As soon as fugitives use their credit card or show their ID documents for hotel check-in or for purchasing a train ticket, they are identified and arrested.
On July 14, Bitter Winter reported that on June 26 at least 500 members of The Church of Almighty God, a Chinese Christian new religious movement, were arrested in Liaoning Province as part of the nation-wide crackdown on The Church of Almighty God. In Liaoning, the authorities also obtained the names of several Church members who managed to escape.
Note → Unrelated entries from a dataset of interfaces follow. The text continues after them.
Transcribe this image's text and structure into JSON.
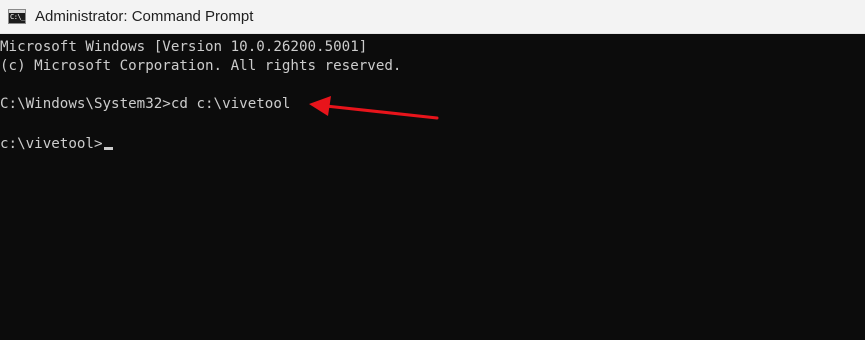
{
  "window": {
    "title": "Administrator: Command Prompt",
    "app_icon_label": "C:\\_"
  },
  "console": {
    "lines": [
      "Microsoft Windows [Version 10.0.26200.5001]",
      "(c) Microsoft Corporation. All rights reserved.",
      "",
      "C:\\Windows\\System32>cd c:\\vivetool",
      "",
      "c:\\vivetool>"
    ],
    "text_color": "#cccccc",
    "background_color": "#0c0c0c"
  },
  "annotation": {
    "arrow_color": "#e8141b"
  }
}
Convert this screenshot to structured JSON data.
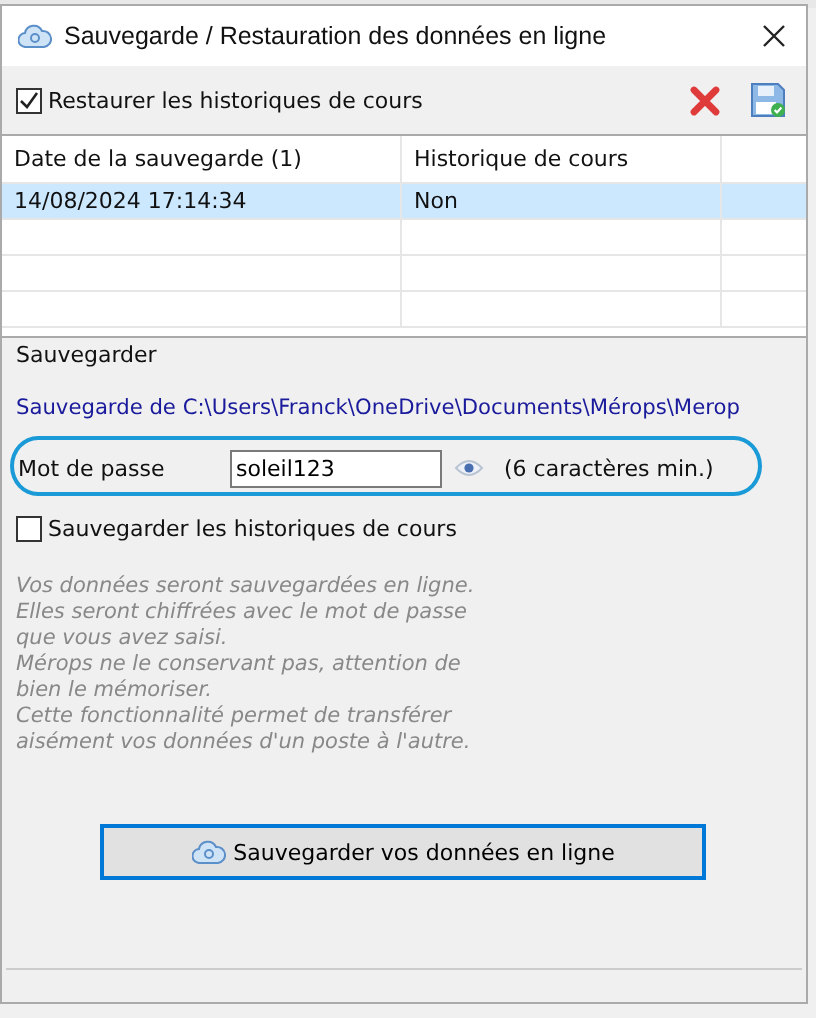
{
  "window": {
    "title": "Sauvegarde / Restauration des données en ligne"
  },
  "restore": {
    "label": "Restaurer les historiques de cours",
    "checked": true
  },
  "table": {
    "columns": [
      "Date de la sauvegarde (1)",
      "Historique de cours"
    ],
    "rows": [
      {
        "cells": [
          "14/08/2024 17:14:34",
          "Non"
        ],
        "selected": true
      }
    ]
  },
  "backup": {
    "group_title": "Sauvegarder",
    "source": "Sauvegarde de C:\\Users\\Franck\\OneDrive\\Documents\\Mérops\\Merop",
    "password": {
      "label": "Mot de passe",
      "value": "soleil123",
      "hint": "(6 caractères min.)"
    },
    "history": {
      "label": "Sauvegarder les historiques de cours",
      "checked": false
    },
    "notes": [
      "Vos données seront sauvegardées en ligne.",
      "Elles seront chiffrées avec le mot de passe",
      "que vous avez saisi.",
      "Mérops ne le conservant pas, attention de",
      "bien le mémoriser.",
      "Cette fonctionnalité permet de transférer",
      "aisément vos données d'un poste à l'autre."
    ],
    "button": "Sauvegarder vos données en ligne"
  }
}
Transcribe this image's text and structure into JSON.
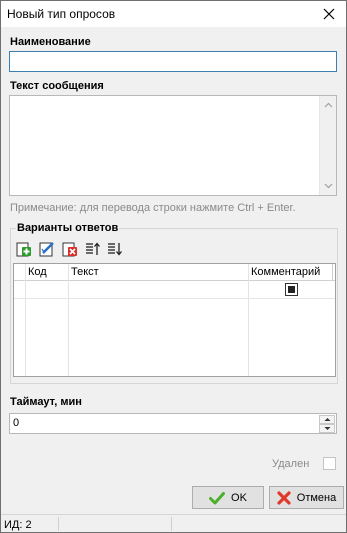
{
  "window": {
    "title": "Новый тип опросов"
  },
  "name_field": {
    "label": "Наименование",
    "value": ""
  },
  "message_field": {
    "label": "Текст сообщения",
    "value": ""
  },
  "hint": "Примечание: для перевода строки нажмите Ctrl + Enter.",
  "answers": {
    "legend": "Варианты ответов",
    "toolbar_icons": [
      "add-icon",
      "edit-icon",
      "delete-icon",
      "move-up-icon",
      "move-down-icon"
    ],
    "columns": [
      "Код",
      "Текст",
      "Комментарий"
    ],
    "rows": [
      {
        "code": "",
        "text": "",
        "comment": true
      }
    ]
  },
  "timeout": {
    "label": "Таймаут, мин",
    "value": "0"
  },
  "deleted": {
    "label": "Удален",
    "checked": false
  },
  "buttons": {
    "ok": "OK",
    "cancel": "Отмена"
  },
  "status": {
    "id_text": "ИД: 2"
  },
  "colors": {
    "focus_border": "#3c7fb1",
    "ok_icon": "#4caf2a",
    "cancel_icon": "#e0392a"
  }
}
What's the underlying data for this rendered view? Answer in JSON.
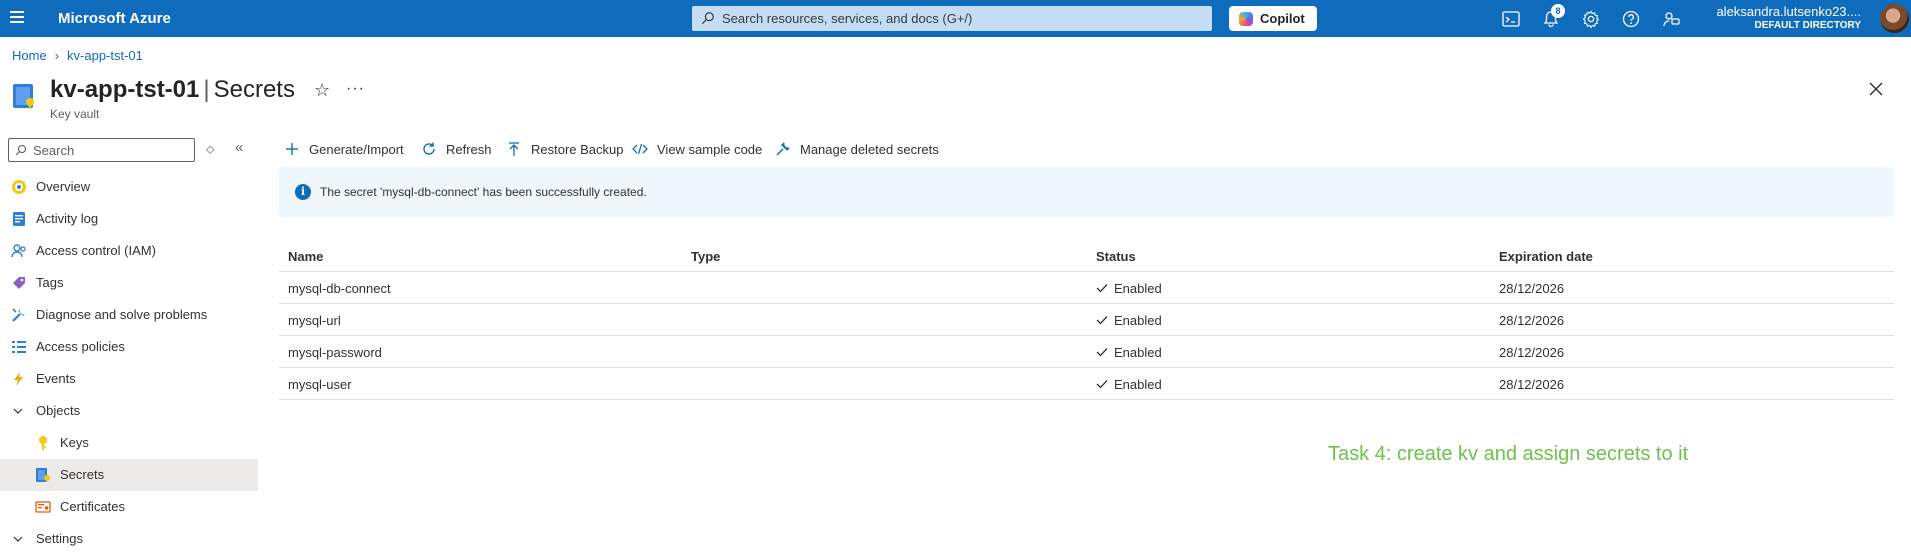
{
  "topbar": {
    "brand": "Microsoft Azure",
    "search_placeholder": "Search resources, services, and docs (G+/)",
    "copilot_label": "Copilot",
    "notification_count": "8",
    "user_name": "aleksandra.lutsenko23....",
    "user_directory": "DEFAULT DIRECTORY",
    "accent": "#0f6cbd"
  },
  "breadcrumb": {
    "home": "Home",
    "current": "kv-app-tst-01"
  },
  "header": {
    "resource_name": "kv-app-tst-01",
    "separator": "|",
    "section": "Secrets",
    "subtitle": "Key vault"
  },
  "sidebar": {
    "search_placeholder": "Search",
    "items": [
      {
        "label": "Overview",
        "icon": "overview-icon"
      },
      {
        "label": "Activity log",
        "icon": "activity-log-icon"
      },
      {
        "label": "Access control (IAM)",
        "icon": "iam-icon"
      },
      {
        "label": "Tags",
        "icon": "tag-icon"
      },
      {
        "label": "Diagnose and solve problems",
        "icon": "diagnose-icon"
      },
      {
        "label": "Access policies",
        "icon": "access-policies-icon"
      },
      {
        "label": "Events",
        "icon": "lightning-icon"
      },
      {
        "label": "Objects",
        "icon": "chevron-down-icon"
      },
      {
        "label": "Keys",
        "icon": "key-icon"
      },
      {
        "label": "Secrets",
        "icon": "secret-icon",
        "active": true
      },
      {
        "label": "Certificates",
        "icon": "certificate-icon"
      },
      {
        "label": "Settings",
        "icon": "chevron-down-icon"
      }
    ]
  },
  "toolbar": {
    "generate": "Generate/Import",
    "refresh": "Refresh",
    "restore": "Restore Backup",
    "sample": "View sample code",
    "deleted": "Manage deleted secrets"
  },
  "banner": {
    "message": "The secret 'mysql-db-connect' has been successfully created."
  },
  "table": {
    "columns": [
      "Name",
      "Type",
      "Status",
      "Expiration date"
    ],
    "rows": [
      {
        "name": "mysql-db-connect",
        "type": "",
        "status": "Enabled",
        "expiration": "28/12/2026"
      },
      {
        "name": "mysql-url",
        "type": "",
        "status": "Enabled",
        "expiration": "28/12/2026"
      },
      {
        "name": "mysql-password",
        "type": "",
        "status": "Enabled",
        "expiration": "28/12/2026"
      },
      {
        "name": "mysql-user",
        "type": "",
        "status": "Enabled",
        "expiration": "28/12/2026"
      }
    ]
  },
  "note": {
    "text": "Task 4: create kv and assign secrets to it",
    "color": "#6cc24a"
  }
}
Many are still on the run but, since their names are known to the authorities, any attempt to use their personal ID documents (requested for checking in in hotels or using public transportation) or credit cards would lead to their almost immediate capture, showing how pervasive is the Chinese surveillance system.
On July 9, Yu Jiachen (pseudonym) and four other members of The Church of Almighty God, who had escaped the mass arrests, boarded a train going from Shenyang to Baishan City. Not long after that, Yu Jiachen was surrounded by five or six train marshals, including two in plain clothes, who confiscated his train ticket and ID card, then took him to a gap between the train cars for interrogation. The other four members of the Church were lucky to escape. Two of them reported that they saw a white piece of paper in the hands of a police officer, with the words “criminals at large” written on it. After the train entered the station, Yu Jiachen was taken away and escorted out of the station by two plain-clothed police officers.
As the authorities implement their global system of surveillance through their so-called “Skynet Project” (see image), it becomes even more difficult for hunted believers to escape arrest.
Reported by Jiang Tao
Jiang Tao (uses pseudonyms for security reasons), aged 42, is from Henan Province. He previously served as a magazine editor and has long been concerned about vulnerable groups that are being persecuted in China. He has written a variety of commentaries probing human rights issues in China, and his articles have been published in international journals. After leaving his magazine job in 2015, he started visiting and interviewing persecuted religious groups and other vulnerable groups and gathering information about incidents. He joined Bitter Winter in 2018, and since then is dedicated to reporting the persecution incidents in Henan, Shanghai, Anhui, and other regions.